This exhibition is part of the Asia Pacific Architecture Forum, an initiative of Architecture Media and the State Library of Queensland.
SOS (Small Object Space)
Makers Susan Hawkins and Helen Bird explore the alchemic relationships between material, function and form through this exhibition. Working with similar repurposed and recycled materials, Hawkins and Bird provide familiar glimpses of craft and design histories in their sculptural forms. With + Within transforms traditional processes and functions into new experiences and invites viewers to explore the works with a sense of curiosity in surface and form.
The 2016 Tapestry Design Prize for Architects (TDPA) invited designs for a hypothetical tapestry to hang in the National Gallery of Australia. There is a long-standing historical connection between architectural space and tapestries. The Tapestry Design Prize for Architects is a platform to strengthen this connection between architects and the tapestry weaving practice. On display at Artisan are the designs by the 13 finalists from 2016, including the winning design by Justin Hill from Singapore. Also on display will be the monumental tapestry woven from the design of the 2015 TDPA joint winner John Wardle Architects and commissioned by Judith Nielsen AM for her new Phoenix Gallery in Sydney.
Ivory Street Window Gallery
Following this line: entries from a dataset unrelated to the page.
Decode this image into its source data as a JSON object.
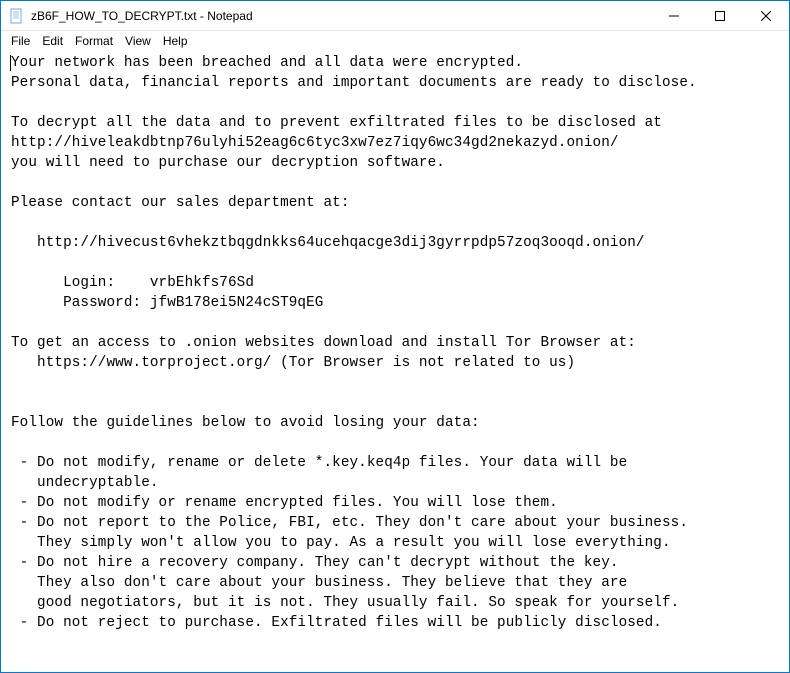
{
  "window": {
    "title": "zB6F_HOW_TO_DECRYPT.txt - Notepad"
  },
  "menu": {
    "file": "File",
    "edit": "Edit",
    "format": "Format",
    "view": "View",
    "help": "Help"
  },
  "content": {
    "line1": "Your network has been breached and all data were encrypted.",
    "line2": "Personal data, financial reports and important documents are ready to disclose.",
    "line3": "",
    "line4": "To decrypt all the data and to prevent exfiltrated files to be disclosed at",
    "line5": "http://hiveleakdbtnp76ulyhi52eag6c6tyc3xw7ez7iqy6wc34gd2nekazyd.onion/",
    "line6": "you will need to purchase our decryption software.",
    "line7": "",
    "line8": "Please contact our sales department at:",
    "line9": "",
    "line10": "   http://hivecust6vhekztbqgdnkks64ucehqacge3dij3gyrrpdp57zoq3ooqd.onion/",
    "line11": "",
    "line12": "      Login:    vrbEhkfs76Sd",
    "line13": "      Password: jfwB178ei5N24cST9qEG",
    "line14": "",
    "line15": "To get an access to .onion websites download and install Tor Browser at:",
    "line16": "   https://www.torproject.org/ (Tor Browser is not related to us)",
    "line17": "",
    "line18": "",
    "line19": "Follow the guidelines below to avoid losing your data:",
    "line20": "",
    "line21": " - Do not modify, rename or delete *.key.keq4p files. Your data will be",
    "line22": "   undecryptable.",
    "line23": " - Do not modify or rename encrypted files. You will lose them.",
    "line24": " - Do not report to the Police, FBI, etc. They don't care about your business.",
    "line25": "   They simply won't allow you to pay. As a result you will lose everything.",
    "line26": " - Do not hire a recovery company. They can't decrypt without the key.",
    "line27": "   They also don't care about your business. They believe that they are",
    "line28": "   good negotiators, but it is not. They usually fail. So speak for yourself.",
    "line29": " - Do not reject to purchase. Exfiltrated files will be publicly disclosed."
  }
}
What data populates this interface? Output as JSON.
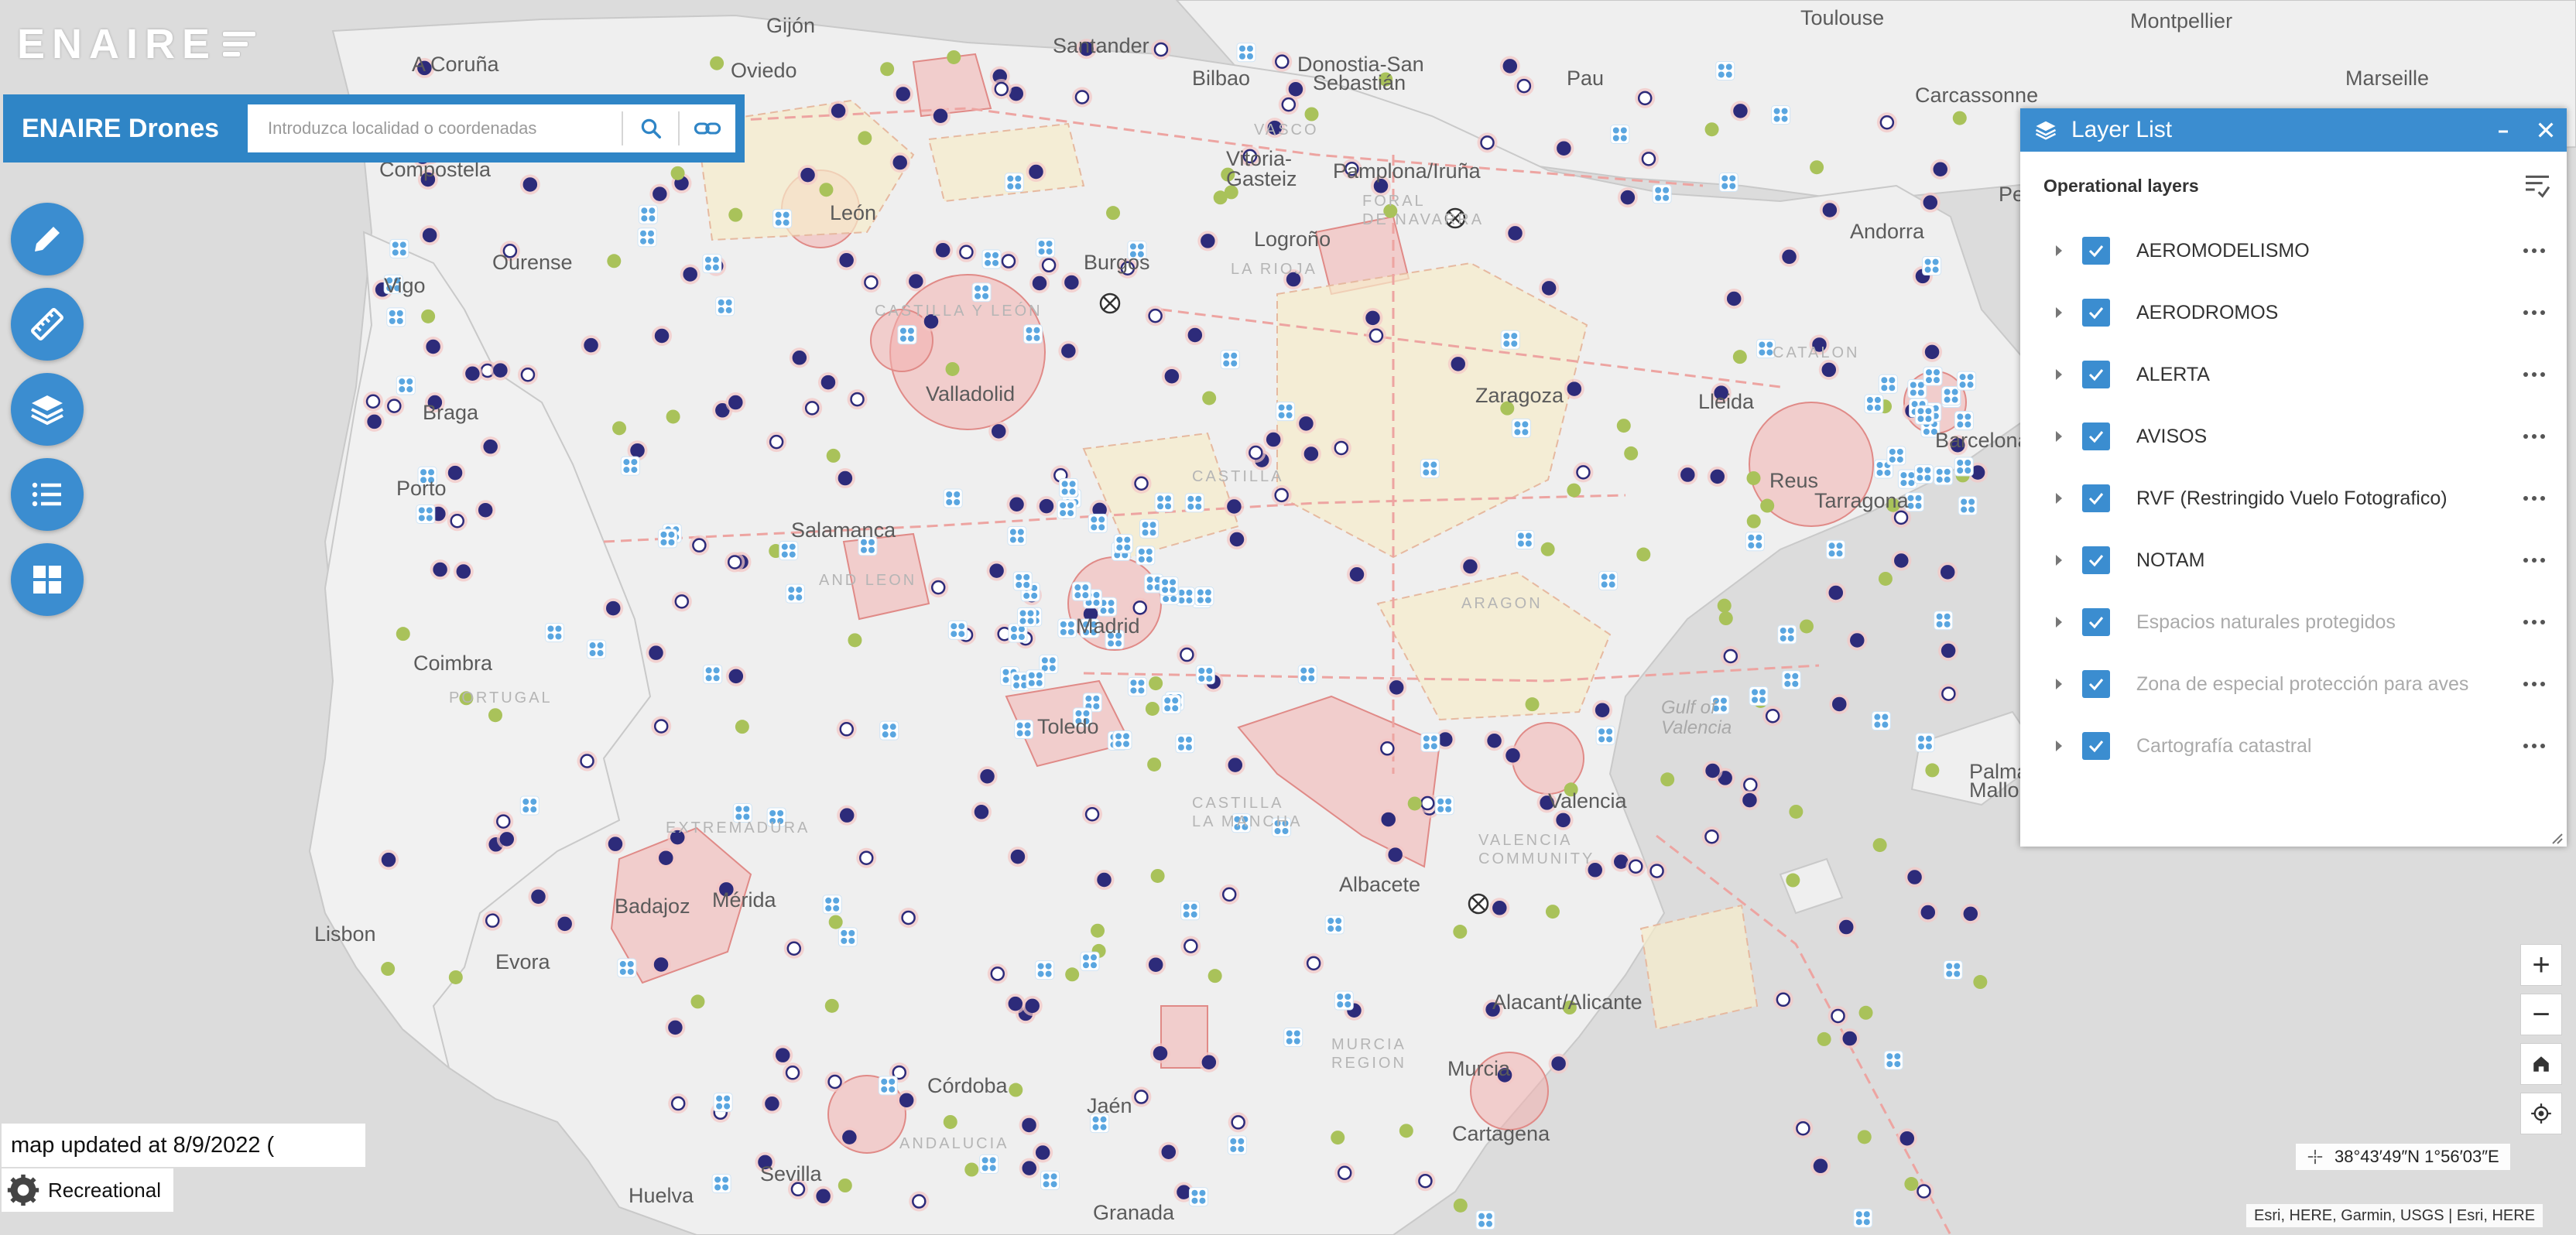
{
  "logo": {
    "text": "ENAIRE"
  },
  "app": {
    "title": "ENAIRE Drones"
  },
  "search": {
    "placeholder": "Introduzca localidad o coordenadas"
  },
  "tools": [
    {
      "name": "edit-pencil-icon"
    },
    {
      "name": "measure-ruler-icon"
    },
    {
      "name": "layers-icon"
    },
    {
      "name": "list-icon"
    },
    {
      "name": "grid-icon"
    }
  ],
  "layer_panel": {
    "title": "Layer List",
    "section": "Operational layers",
    "layers": [
      {
        "label": "AEROMODELISMO",
        "checked": true,
        "dim": false
      },
      {
        "label": "AERODROMOS",
        "checked": true,
        "dim": false
      },
      {
        "label": "ALERTA",
        "checked": true,
        "dim": false
      },
      {
        "label": "AVISOS",
        "checked": true,
        "dim": false
      },
      {
        "label": "RVF (Restringido Vuelo Fotografico)",
        "checked": true,
        "dim": false
      },
      {
        "label": "NOTAM",
        "checked": true,
        "dim": false
      },
      {
        "label": "Espacios naturales protegidos",
        "checked": true,
        "dim": true
      },
      {
        "label": "Zona de especial protección para aves",
        "checked": true,
        "dim": true
      },
      {
        "label": "Cartografía catastral",
        "checked": true,
        "dim": true
      }
    ]
  },
  "zoom": {
    "in": "+",
    "out": "−"
  },
  "coordinates": "38°43′49″N 1°56′03″E",
  "attribution": "Esri, HERE, Garmin, USGS | Esri, HERE",
  "map_updated": "map updated at  8/9/2022  (",
  "mode": "Recreational",
  "map_labels": {
    "cities": [
      "A Coruña",
      "Gijón",
      "Oviedo",
      "Santander",
      "Bilbao",
      "Donostia-San",
      "Sebastián",
      "Toulouse",
      "Montpellier",
      "Marseille",
      "Pau",
      "Carcassonne",
      "Andorra",
      "Compostela",
      "Ourense",
      "Vigo",
      "León",
      "Vitoria-",
      "Gasteiz",
      "Pamplona/Iruña",
      "Logroño",
      "Burgos",
      "Valladolid",
      "Zaragoza",
      "Lleida",
      "Barcelona",
      "Reus",
      "Tarragona",
      "Braga",
      "Porto",
      "Salamanca",
      "Madrid",
      "Coimbra",
      "Toledo",
      "Valencia",
      "Palma",
      "Mallo",
      "Badajoz",
      "Mérida",
      "Lisbon",
      "Evora",
      "Albacete",
      "Alacant/Alicante",
      "Córdoba",
      "Jaén",
      "Murcia",
      "Cartagena",
      "Sevilla",
      "Huelva",
      "Granada",
      "Pe"
    ],
    "regions": [
      "PORTUGAL",
      "CASTILLA Y LEÓN",
      "CASTILLA",
      "AND LEON",
      "LA RIOJA",
      "EXTREMADURA",
      "ANDALUCIA",
      "VALENCIA",
      "COMMUNITY",
      "MURCIA",
      "REGION",
      "CATALON",
      "CASTILLA",
      "LA MANCHA",
      "ARAGON",
      "VASCO",
      "FORAL",
      "DE NAVARRA"
    ],
    "sea": [
      "Gulf of",
      "Valencia"
    ]
  },
  "colors": {
    "accent": "#3b8dd0",
    "header": "#2f85c6",
    "zone_red": "#f1a8a8",
    "zone_yellow": "#f6eeca",
    "aerodrome": "#2d2b7a",
    "aeromodel": "#9ab94a",
    "drone": "#5aa6e0"
  }
}
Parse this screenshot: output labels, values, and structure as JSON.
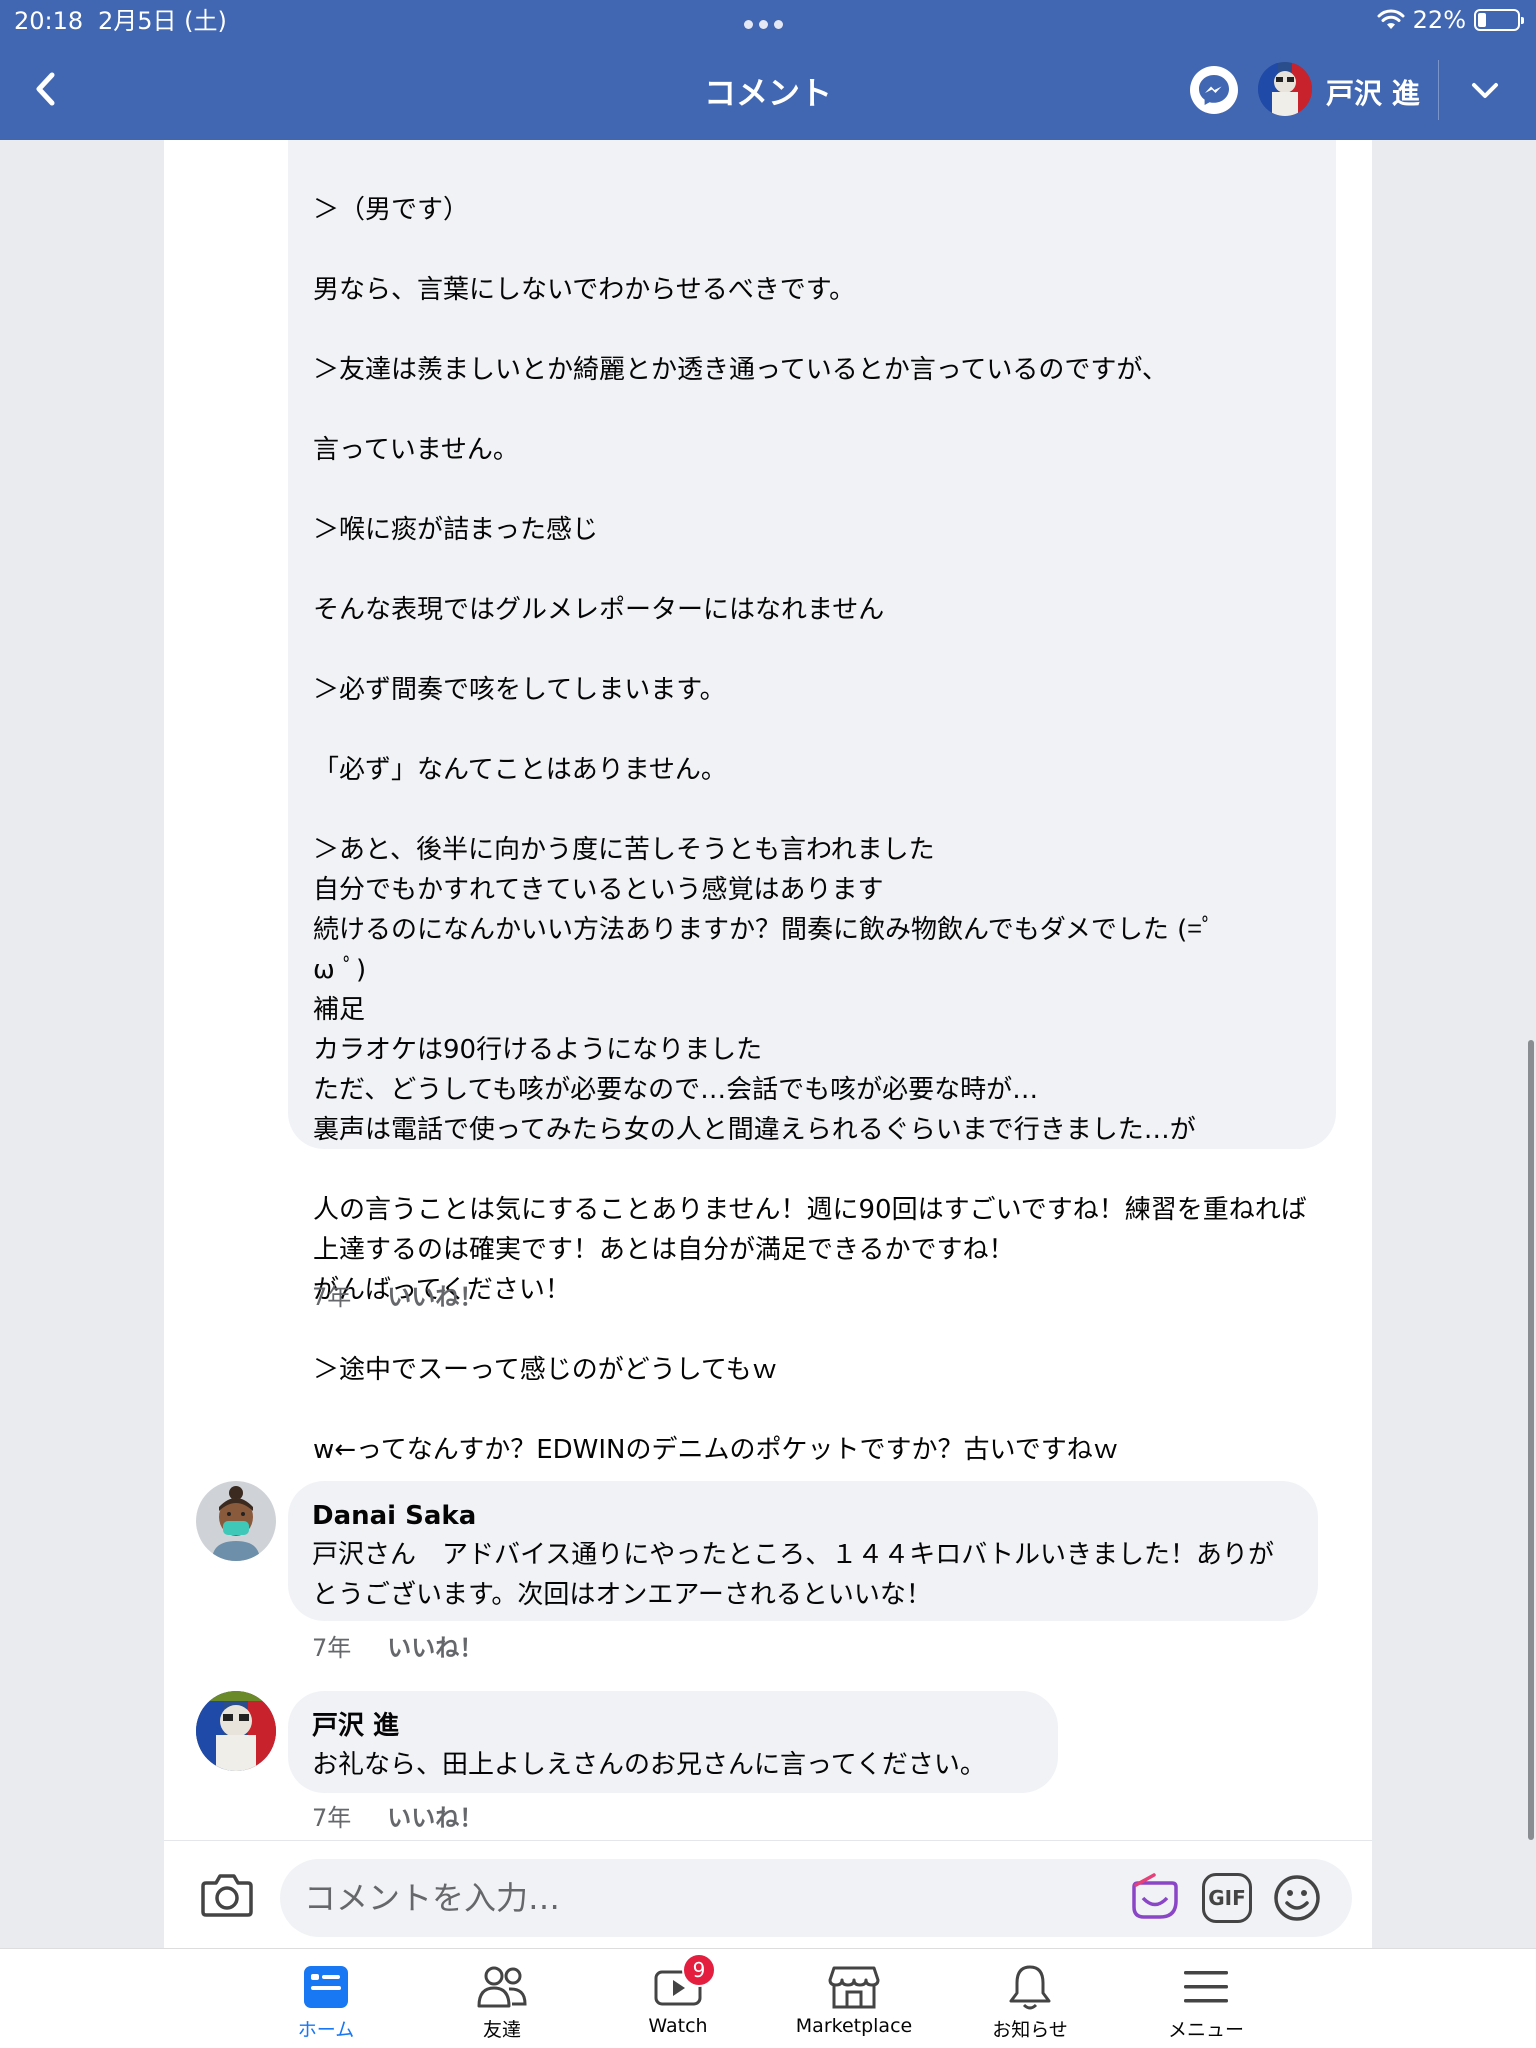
{
  "status_bar": {
    "time": "20:18",
    "date": "2月5日 (土)",
    "battery": "22%"
  },
  "nav": {
    "title": "コメント",
    "profile_name": "戸沢 進"
  },
  "comments": [
    {
      "text": "＞（男です）\n\n男なら、言葉にしないでわからせるべきです。\n\n＞友達は羨ましいとか綺麗とか透き通っているとか言っているのですが、\n\n言っていません。\n\n＞喉に痰が詰まった感じ\n\nそんな表現ではグルメレポーターにはなれません\n\n＞必ず間奏で咳をしてしまいます。\n\n「必ず」なんてことはありません。\n\n＞あと、後半に向かう度に苦しそうとも言われました\n自分でもかすれてきているという感覚はあります\n続けるのになんかいい方法ありますか？間奏に飲み物飲んでもダメでした (=ﾟ\nω ﾟ)\n補足\nカラオケは90行けるようになりました\nただ、どうしても咳が必要なので…会話でも咳が必要な時が…\n裏声は電話で使ってみたら女の人と間違えられるぐらいまで行きました…が\n\n人の言うことは気にすることありません！週に90回はすごいですね！練習を重ねれば上達するのは確実です！あとは自分が満足できるかですね！\nがんばってください！\n\n＞途中でスーって感じのがどうしてもｗ\n\nw←ってなんすか？EDWINのデニムのポケットですか？古いですねｗ",
      "time": "7年",
      "like": "いいね！"
    },
    {
      "author": "Danai Saka",
      "text": "戸沢さん　アドバイス通りにやったところ、１４４キロバトルいきました！ありがとうございます。次回はオンエアーされるといいな！",
      "time": "7年",
      "like": "いいね！"
    },
    {
      "author": "戸沢 進",
      "text": "お礼なら、田上よしえさんのお兄さんに言ってください。",
      "time": "7年",
      "like": "いいね！"
    }
  ],
  "composer": {
    "placeholder": "コメントを入力…",
    "gif_label": "GIF"
  },
  "tabs": [
    {
      "label": "ホーム",
      "icon": "home-feed-icon"
    },
    {
      "label": "友達",
      "icon": "friends-icon"
    },
    {
      "label": "Watch",
      "icon": "watch-icon",
      "badge": "9"
    },
    {
      "label": "Marketplace",
      "icon": "marketplace-icon"
    },
    {
      "label": "お知らせ",
      "icon": "bell-icon"
    },
    {
      "label": "メニュー",
      "icon": "menu-icon"
    }
  ],
  "colors": {
    "header": "#4267b2",
    "bubble": "#f0f2f5",
    "active_tab": "#1877f2",
    "badge": "#e41e3f"
  }
}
Jeanette Stok is a Brisbane-based artist who is influenced by her work as a research scientist and the traditional crafts introduced to her by mother and grandmother. Stok’s wire embroidery installation, Mutagenesis, is created using Hardanger embroidery techniques, which traditionally employ repeated motifs to create symmetrical, geometric designs that share much in common with the replication of living cells. Stok transforms traditional Hardanger configurations to represent the concept of mutation that occurs when internal mistakes or external factors disrupt the patterns of living cells.